From the first line to the last, output the data exactly as it stands, minus its pictures.
START Material to process
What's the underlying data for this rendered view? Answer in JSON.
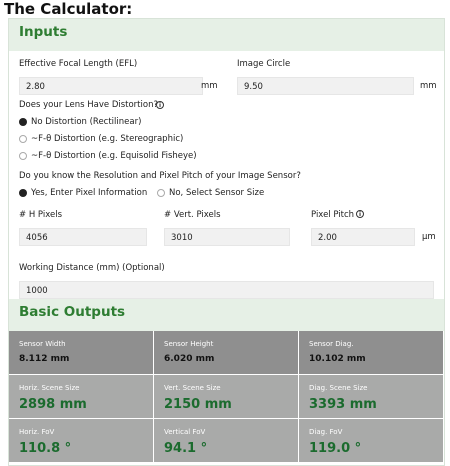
{
  "page": {
    "title": "The Calculator:"
  },
  "inputs": {
    "heading": "Inputs",
    "efl": {
      "label": "Effective Focal Length (EFL)",
      "value": "2.80",
      "unit": "mm"
    },
    "image_circle": {
      "label": "Image Circle",
      "value": "9.50",
      "unit": "mm"
    },
    "distortion": {
      "question": "Does your Lens Have Distortion?",
      "options": [
        {
          "label": "No Distortion (Rectilinear)",
          "selected": true
        },
        {
          "label": "~F-θ Distortion (e.g. Stereographic)",
          "selected": false
        },
        {
          "label": "~F-θ Distortion (e.g. Equisolid Fisheye)",
          "selected": false
        }
      ]
    },
    "resolution": {
      "question": "Do you know the Resolution and Pixel Pitch of your Image Sensor?",
      "options": [
        {
          "label": "Yes, Enter Pixel Information",
          "selected": true
        },
        {
          "label": "No, Select Sensor Size",
          "selected": false
        }
      ]
    },
    "h_pixels": {
      "label": "# H Pixels",
      "value": "4056"
    },
    "v_pixels": {
      "label": "# Vert. Pixels",
      "value": "3010"
    },
    "pixel_pitch": {
      "label": "Pixel Pitch",
      "value": "2.00",
      "unit": "µm"
    },
    "working_distance": {
      "label": "Working Distance (mm) (Optional)",
      "value": "1000"
    }
  },
  "outputs": {
    "heading": "Basic Outputs",
    "rows": [
      [
        {
          "title": "Sensor Width",
          "value": "8.112 mm"
        },
        {
          "title": "Sensor Height",
          "value": "6.020 mm"
        },
        {
          "title": "Sensor Diag.",
          "value": "10.102 mm"
        }
      ],
      [
        {
          "title": "Horiz. Scene Size",
          "value": "2898 mm"
        },
        {
          "title": "Vert. Scene Size",
          "value": "2150 mm"
        },
        {
          "title": "Diag. Scene Size",
          "value": "3393 mm"
        }
      ],
      [
        {
          "title": "Horiz. FoV",
          "value": "110.8 °"
        },
        {
          "title": "Vertical FoV",
          "value": "94.1 °"
        },
        {
          "title": "Diag. FoV",
          "value": "119.0 °"
        }
      ]
    ]
  },
  "colors": {
    "accent_green": "#2e7d32",
    "value_green": "#1b6b2e",
    "header_bg": "#e6f0e6",
    "cell_dark": "#8f8f8f",
    "cell_light": "#a9aaa9"
  }
}
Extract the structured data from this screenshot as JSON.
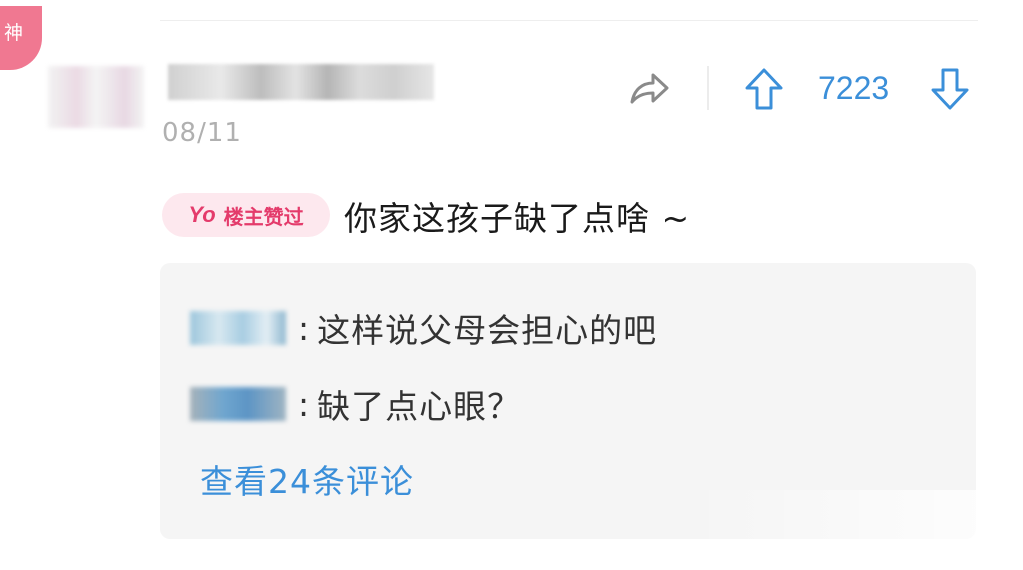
{
  "post": {
    "badge_god": "神",
    "date": "08/11",
    "vote_count": "7223",
    "op_badge": {
      "yo": "Yo",
      "label": "楼主赞过"
    },
    "comment": "你家这孩子缺了点啥 ~"
  },
  "replies": [
    {
      "text": "这样说父母会担心的吧"
    },
    {
      "text": "缺了点心眼？"
    }
  ],
  "view_comments": "查看24条评论",
  "colors": {
    "accent": "#3b8fd9",
    "badge_pink": "#f07891",
    "op_badge_text": "#e43b6b"
  },
  "icons": [
    "share-icon",
    "upvote-arrow-icon",
    "downvote-arrow-icon"
  ]
}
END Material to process
▶ _Completed task_
What's the underlying data for this rendered view? Answer in JSON.
{
  "page": {
    "title": "The Calculator:"
  },
  "inputs": {
    "heading": "Inputs",
    "efl": {
      "label": "Effective Focal Length (EFL)",
      "value": "2.80",
      "unit": "mm"
    },
    "image_circle": {
      "label": "Image Circle",
      "value": "9.50",
      "unit": "mm"
    },
    "distortion": {
      "question": "Does your Lens Have Distortion?",
      "options": [
        {
          "label": "No Distortion (Rectilinear)",
          "selected": true
        },
        {
          "label": "~F-θ Distortion (e.g. Stereographic)",
          "selected": false
        },
        {
          "label": "~F-θ Distortion (e.g. Equisolid Fisheye)",
          "selected": false
        }
      ]
    },
    "resolution": {
      "question": "Do you know the Resolution and Pixel Pitch of your Image Sensor?",
      "options": [
        {
          "label": "Yes, Enter Pixel Information",
          "selected": true
        },
        {
          "label": "No, Select Sensor Size",
          "selected": false
        }
      ]
    },
    "h_pixels": {
      "label": "# H Pixels",
      "value": "4056"
    },
    "v_pixels": {
      "label": "# Vert. Pixels",
      "value": "3010"
    },
    "pixel_pitch": {
      "label": "Pixel Pitch",
      "value": "2.00",
      "unit": "µm"
    },
    "working_distance": {
      "label": "Working Distance (mm) (Optional)",
      "value": "1000"
    }
  },
  "outputs": {
    "heading": "Basic Outputs",
    "rows": [
      [
        {
          "title": "Sensor Width",
          "value": "8.112 mm"
        },
        {
          "title": "Sensor Height",
          "value": "6.020 mm"
        },
        {
          "title": "Sensor Diag.",
          "value": "10.102 mm"
        }
      ],
      [
        {
          "title": "Horiz. Scene Size",
          "value": "2898 mm"
        },
        {
          "title": "Vert. Scene Size",
          "value": "2150 mm"
        },
        {
          "title": "Diag. Scene Size",
          "value": "3393 mm"
        }
      ],
      [
        {
          "title": "Horiz. FoV",
          "value": "110.8 °"
        },
        {
          "title": "Vertical FoV",
          "value": "94.1 °"
        },
        {
          "title": "Diag. FoV",
          "value": "119.0 °"
        }
      ]
    ]
  },
  "colors": {
    "accent_green": "#2e7d32",
    "value_green": "#1b6b2e",
    "header_bg": "#e6f0e6",
    "cell_dark": "#8f8f8f",
    "cell_light": "#a9aaa9"
  }
}
Extract the structured data from this screenshot as JSON.
{
  "post": {
    "badge_god": "神",
    "date": "08/11",
    "vote_count": "7223",
    "op_badge": {
      "yo": "Yo",
      "label": "楼主赞过"
    },
    "comment": "你家这孩子缺了点啥 ~"
  },
  "replies": [
    {
      "text": "这样说父母会担心的吧"
    },
    {
      "text": "缺了点心眼？"
    }
  ],
  "view_comments": "查看24条评论",
  "colors": {
    "accent": "#3b8fd9",
    "badge_pink": "#f07891",
    "op_badge_text": "#e43b6b"
  },
  "icons": [
    "share-icon",
    "upvote-arrow-icon",
    "downvote-arrow-icon"
  ]
}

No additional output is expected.